(Beginning of Extracted information)
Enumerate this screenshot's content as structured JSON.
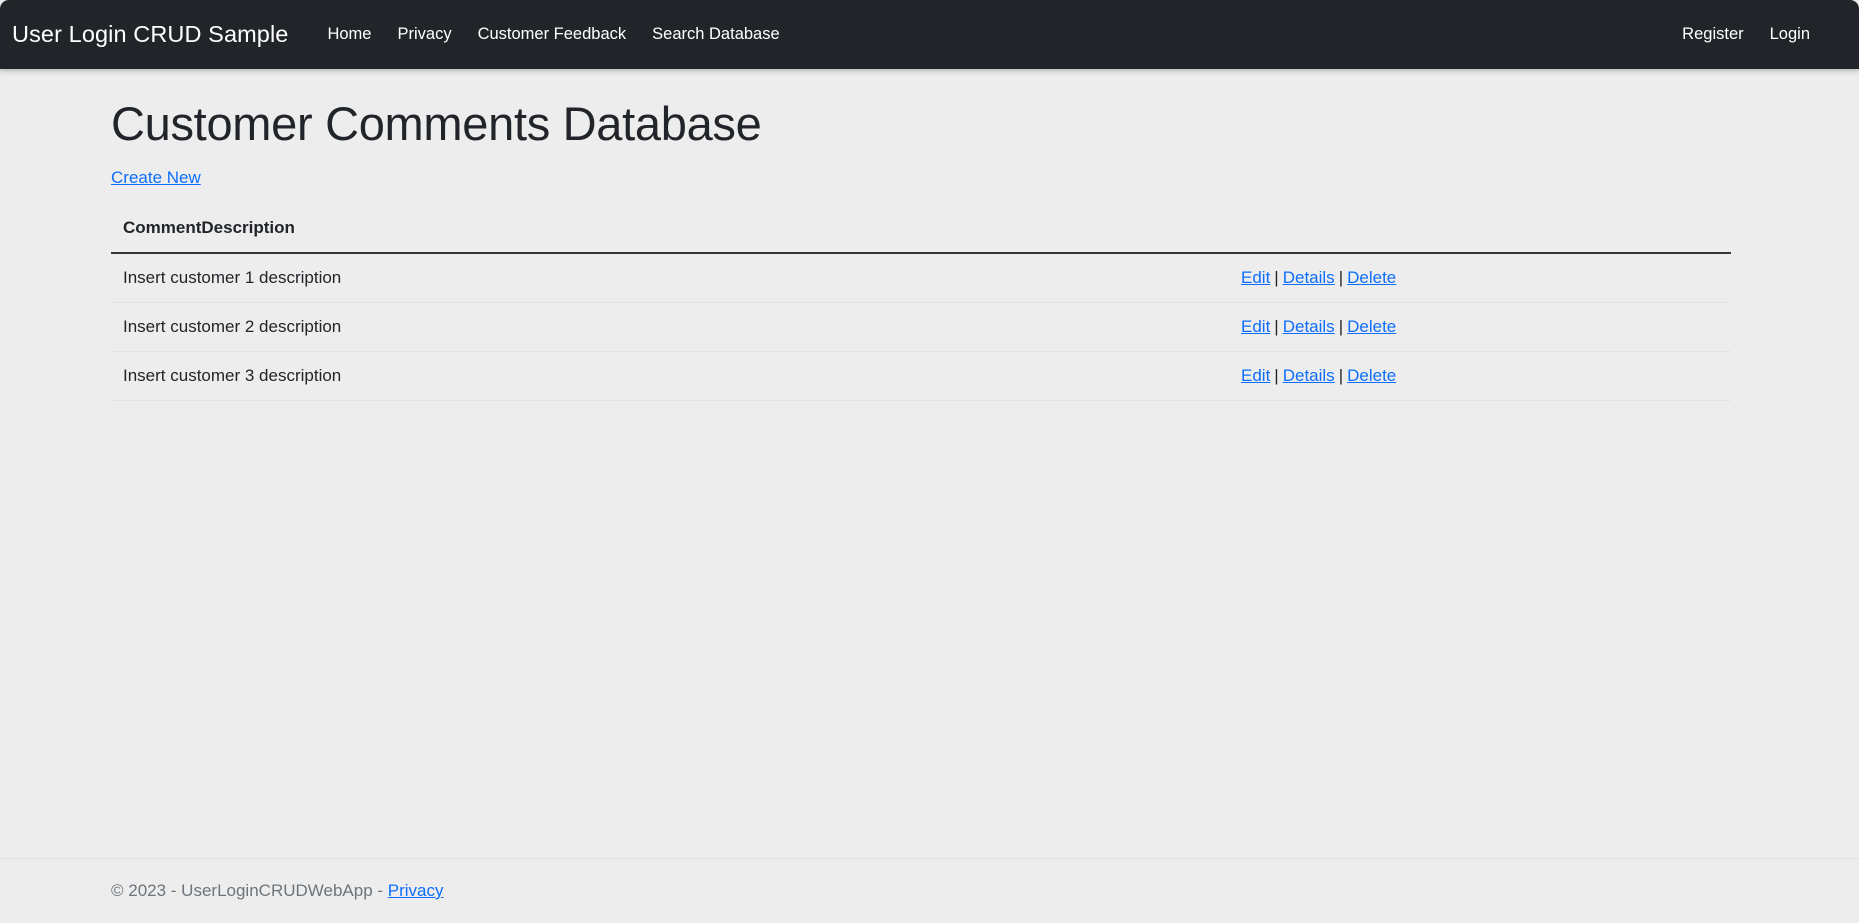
{
  "navbar": {
    "brand": "User Login CRUD Sample",
    "links": [
      {
        "label": "Home",
        "name": "nav-link-home"
      },
      {
        "label": "Privacy",
        "name": "nav-link-privacy"
      },
      {
        "label": "Customer Feedback",
        "name": "nav-link-customer-feedback"
      },
      {
        "label": "Search Database",
        "name": "nav-link-search-database"
      }
    ],
    "right_links": [
      {
        "label": "Register",
        "name": "nav-link-register"
      },
      {
        "label": "Login",
        "name": "nav-link-login"
      }
    ],
    "background_color": "#212529",
    "text_color": "#ffffff"
  },
  "main": {
    "page_title": "Customer Comments Database",
    "create_new_label": "Create New",
    "table": {
      "columns": [
        "CommentDescription"
      ],
      "rows": [
        {
          "description": "Insert customer 1 description",
          "actions": {
            "edit": "Edit",
            "details": "Details",
            "delete": "Delete"
          }
        },
        {
          "description": "Insert customer 2 description",
          "actions": {
            "edit": "Edit",
            "details": "Details",
            "delete": "Delete"
          }
        },
        {
          "description": "Insert customer 3 description",
          "actions": {
            "edit": "Edit",
            "details": "Details",
            "delete": "Delete"
          }
        }
      ],
      "action_separator": "|"
    }
  },
  "footer": {
    "copyright_prefix": "© 2023 - UserLoginCRUDWebApp - ",
    "privacy_label": "Privacy"
  },
  "theme": {
    "link_color": "#0d6efd",
    "body_background": "#ededed",
    "muted_text": "#6c757d"
  }
}
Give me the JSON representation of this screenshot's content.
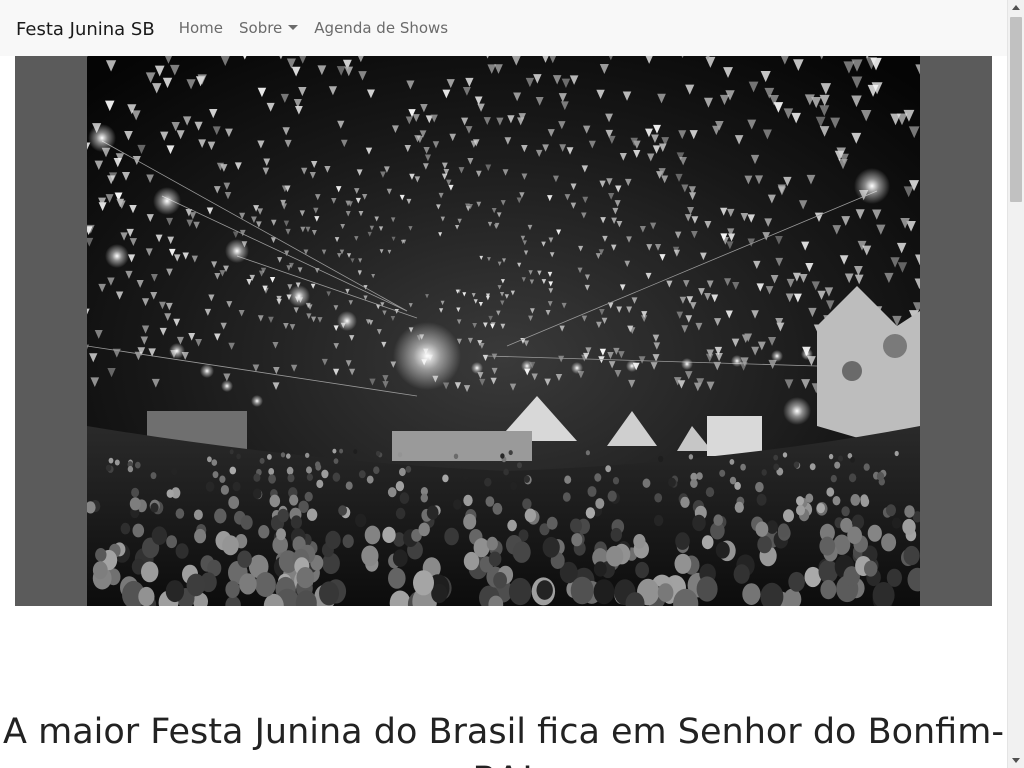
{
  "navbar": {
    "brand": "Festa Junina SB",
    "links": [
      {
        "label": "Home"
      },
      {
        "label": "Sobre",
        "dropdown": true
      },
      {
        "label": "Agenda de Shows"
      }
    ]
  },
  "hero": {
    "image_alt": "Festa junina crowd under colorful flag canopy (black and white)"
  },
  "headline": "A maior Festa Junina do Brasil fica em Senhor do Bonfim-BA!",
  "colors": {
    "navbar_bg": "#f8f8f8",
    "hero_letterbox": "#5b5b5b",
    "headline_text": "#222222"
  },
  "icons": {
    "dropdown": "caret-down-icon",
    "scroll_up": "arrow-up-icon",
    "scroll_down": "arrow-down-icon"
  }
}
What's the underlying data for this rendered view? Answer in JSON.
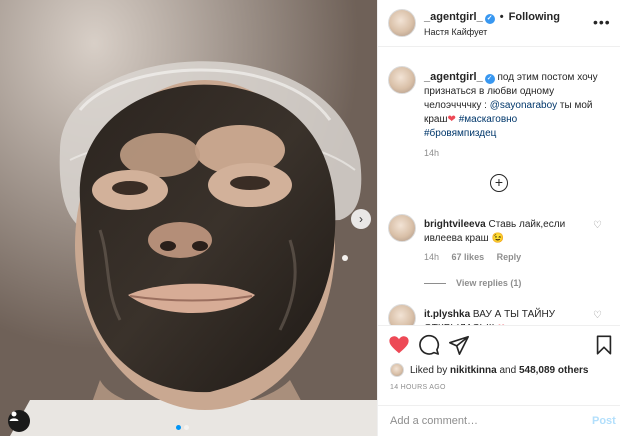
{
  "post": {
    "photo_alt_icon": "photo-of-person-with-face-mask",
    "carousel_dots": 2,
    "active_dot": 0
  },
  "header": {
    "username": "_agentgirl_",
    "separator": "•",
    "follow_label": "Following",
    "location": "Настя Кайфует",
    "more_icon": "more-horizontal-icon"
  },
  "caption": {
    "username": "_agentgirl_",
    "text_part1": "под этим постом хочу признаться в любви одному челоэччччку : ",
    "mention": "@sayonaraboy",
    "text_part2": " ты мой краш",
    "heart": "❤",
    "hashtag1": "#маскаговно",
    "hashtag2": "#бровямпиздец",
    "time": "14h"
  },
  "comments": [
    {
      "username": "brightvileeva",
      "text": "Ставь лайк,если ивлеева краш ",
      "emoji": "😉",
      "time": "14h",
      "likes": "67 likes",
      "reply": "Reply",
      "view_replies": "View replies (1)"
    },
    {
      "username": "it.plyshka",
      "text": "ВАУ А ТЫ ТАЙНУ ОТКРЫЛАСЬ!!! ",
      "emoji": "❤"
    }
  ],
  "actions": {
    "liked_prefix": "Liked by ",
    "liked_user": "nikitkinna",
    "liked_and": " and ",
    "liked_count": "548,089 others",
    "time_ago": "14 HOURS AGO"
  },
  "add_comment": {
    "placeholder": "Add a comment…",
    "post_label": "Post"
  },
  "colors": {
    "link": "#00376b",
    "verified": "#3897f0",
    "heart": "#ed4956",
    "post_disabled": "#b2dffc"
  }
}
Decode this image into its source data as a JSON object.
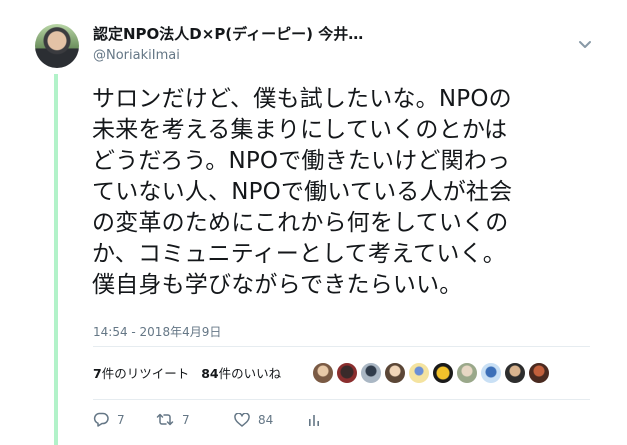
{
  "tweet": {
    "display_name": "認定NPO法人D×P(ディーピー) 今井…",
    "handle": "@NoriakiImai",
    "text_lines": [
      "サロンだけど、僕も試したいな。NPOの",
      "未来を考える集まりにしていくのとかは",
      "どうだろう。NPOで働きたいけど関わっ",
      "ていない人、NPOで働いている人が社会",
      "の変革のためにこれから何をしていくの",
      "か、コミュニティーとして考えていく。",
      "僕自身も学びながらできたらいい。"
    ],
    "timestamp": "14:54 - 2018年4月9日",
    "stats": {
      "retweets_count": "7",
      "retweets_label": "件のリツイート",
      "likes_count": "84",
      "likes_label": "件のいいね"
    },
    "actions": {
      "reply_count": "7",
      "retweet_count": "7",
      "like_count": "84"
    }
  },
  "icons": {
    "more": "chevron-down-icon",
    "reply": "reply-icon",
    "retweet": "retweet-icon",
    "like": "heart-icon",
    "analytics": "analytics-icon"
  },
  "colors": {
    "thread_line": "#b2f2c9",
    "secondary_text": "#657786"
  }
}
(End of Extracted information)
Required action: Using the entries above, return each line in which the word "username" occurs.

Completed exercise:
    "username": "_agentgirl_",
    "username": "_agentgirl_",
      "username": "brightvileeva",
      "username": "it.plyshka",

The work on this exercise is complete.